Your answer should consist of every line from the records that holds the string "icon".

[[ Entries supplied open ]]

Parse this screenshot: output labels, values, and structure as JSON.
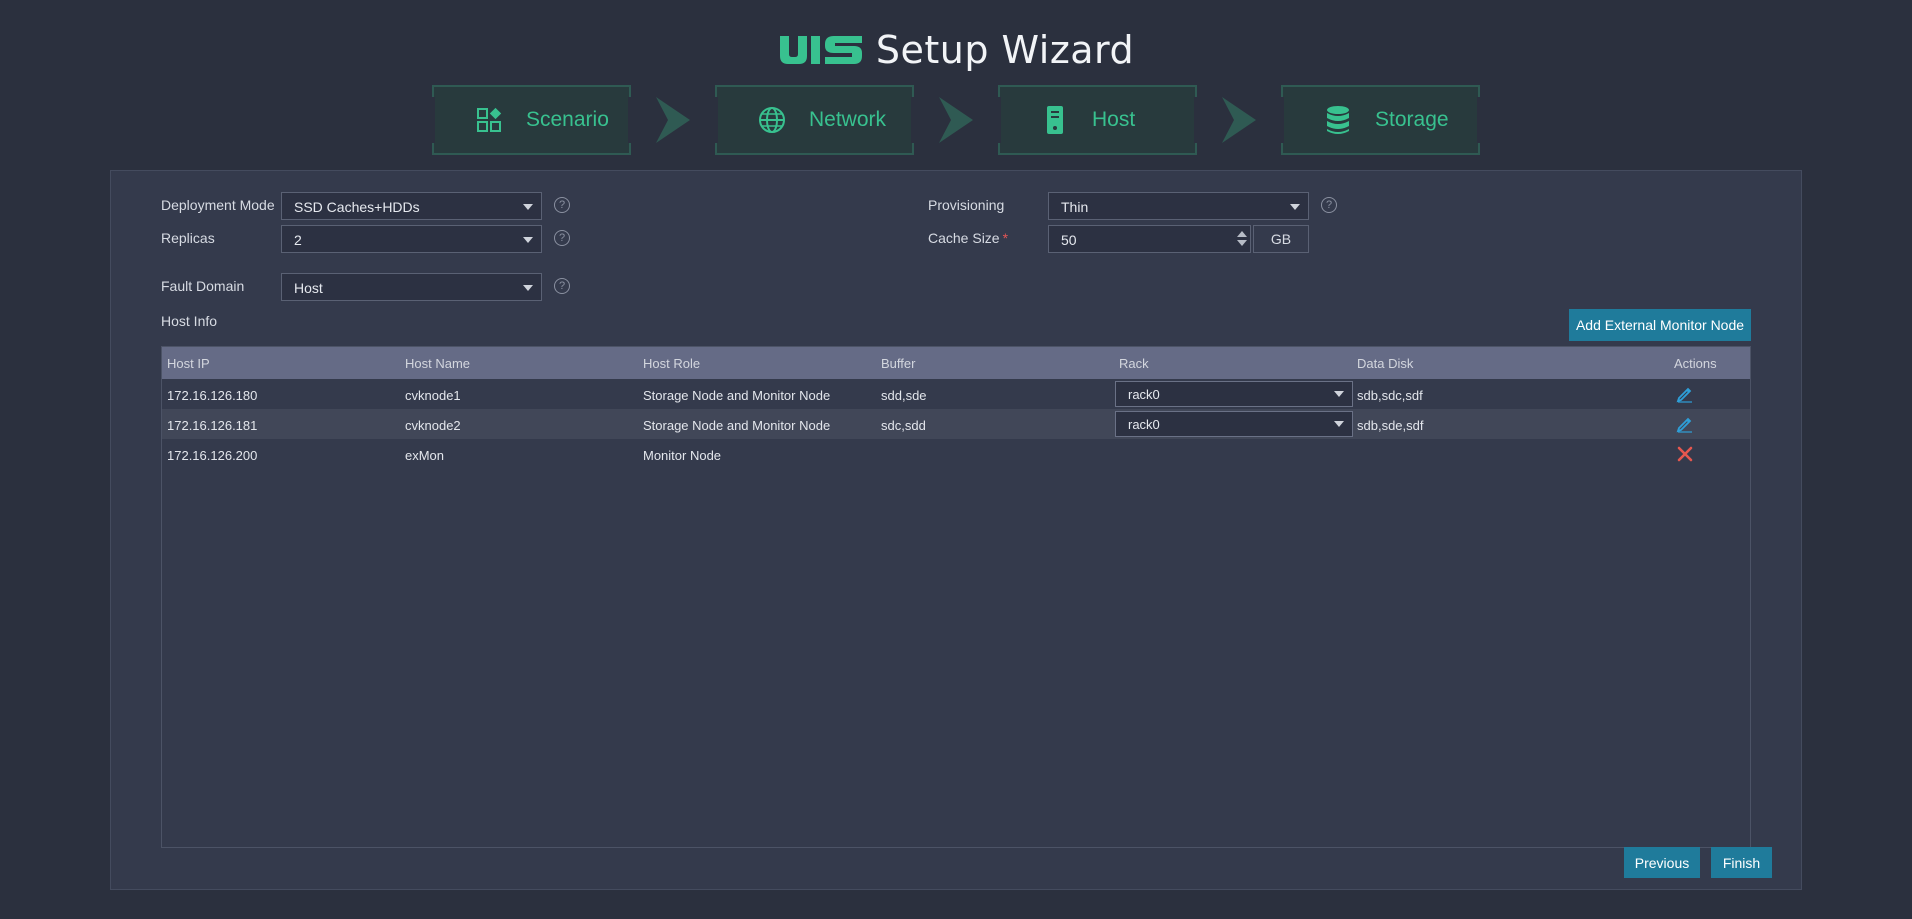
{
  "header": {
    "title": "Setup Wizard",
    "logo_text": "UIS"
  },
  "steps": [
    {
      "label": "Scenario",
      "icon": "scenario-icon"
    },
    {
      "label": "Network",
      "icon": "globe-icon"
    },
    {
      "label": "Host",
      "icon": "server-icon"
    },
    {
      "label": "Storage",
      "icon": "database-icon"
    }
  ],
  "form": {
    "deployment_mode": {
      "label": "Deployment Mode",
      "value": "SSD Caches+HDDs"
    },
    "replicas": {
      "label": "Replicas",
      "value": "2"
    },
    "fault_domain": {
      "label": "Fault Domain",
      "value": "Host"
    },
    "provisioning": {
      "label": "Provisioning",
      "value": "Thin"
    },
    "cache_size": {
      "label": "Cache Size",
      "required_mark": "*",
      "value": "50",
      "unit": "GB"
    },
    "help_glyph": "?"
  },
  "host_info": {
    "label": "Host Info",
    "add_button": "Add External Monitor Node",
    "columns": [
      "Host IP",
      "Host Name",
      "Host Role",
      "Buffer",
      "Rack",
      "Data Disk",
      "Actions"
    ],
    "rows": [
      {
        "ip": "172.16.126.180",
        "name": "cvknode1",
        "role": "Storage Node and Monitor Node",
        "buffer": "sdd,sde",
        "rack": "rack0",
        "disk": "sdb,sdc,sdf",
        "action": "edit-icon"
      },
      {
        "ip": "172.16.126.181",
        "name": "cvknode2",
        "role": "Storage Node and Monitor Node",
        "buffer": "sdc,sdd",
        "rack": "rack0",
        "disk": "sdb,sde,sdf",
        "action": "edit-icon"
      },
      {
        "ip": "172.16.126.200",
        "name": "exMon",
        "role": "Monitor Node",
        "buffer": "",
        "rack": "",
        "disk": "",
        "action": "delete-icon"
      }
    ]
  },
  "footer": {
    "previous": "Previous",
    "finish": "Finish"
  },
  "colors": {
    "accent": "#38c18f",
    "button": "#1f7b9b",
    "delete": "#e5574f",
    "edit": "#2e9fd8"
  }
}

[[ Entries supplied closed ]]

▶ **Response area**
      "icon": "scenario-icon"
      "icon": "globe-icon"
      "icon": "server-icon"
      "icon": "database-icon"
        "action": "edit-icon"
        "action": "edit-icon"
        "action": "delete-icon"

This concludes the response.